Problem to solve → Count every line in the following entries where the word "this" appears. Give the count alone.

*** Block opens ***

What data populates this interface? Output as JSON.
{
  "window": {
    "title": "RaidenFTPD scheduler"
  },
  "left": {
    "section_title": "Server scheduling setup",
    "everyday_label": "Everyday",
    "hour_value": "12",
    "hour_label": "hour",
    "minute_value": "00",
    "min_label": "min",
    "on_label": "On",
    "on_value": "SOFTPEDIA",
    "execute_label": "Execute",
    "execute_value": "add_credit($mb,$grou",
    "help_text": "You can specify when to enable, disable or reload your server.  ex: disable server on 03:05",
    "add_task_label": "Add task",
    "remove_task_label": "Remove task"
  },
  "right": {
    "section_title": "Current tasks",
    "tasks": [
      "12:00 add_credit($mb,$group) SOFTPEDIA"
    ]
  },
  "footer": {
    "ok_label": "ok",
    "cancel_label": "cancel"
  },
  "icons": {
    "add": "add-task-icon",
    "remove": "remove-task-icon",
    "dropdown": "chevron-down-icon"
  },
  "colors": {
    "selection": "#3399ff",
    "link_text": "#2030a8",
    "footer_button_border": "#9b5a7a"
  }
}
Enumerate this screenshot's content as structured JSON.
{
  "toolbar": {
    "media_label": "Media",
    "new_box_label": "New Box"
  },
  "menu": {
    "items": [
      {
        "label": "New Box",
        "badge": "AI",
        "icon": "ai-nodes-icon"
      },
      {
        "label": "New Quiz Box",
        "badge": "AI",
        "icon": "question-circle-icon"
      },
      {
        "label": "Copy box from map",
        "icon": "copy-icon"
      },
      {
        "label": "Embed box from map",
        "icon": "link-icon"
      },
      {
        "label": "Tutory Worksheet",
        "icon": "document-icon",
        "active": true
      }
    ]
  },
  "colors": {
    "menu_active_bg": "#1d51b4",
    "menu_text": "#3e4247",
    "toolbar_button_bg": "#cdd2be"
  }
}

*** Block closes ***

Completed task → 2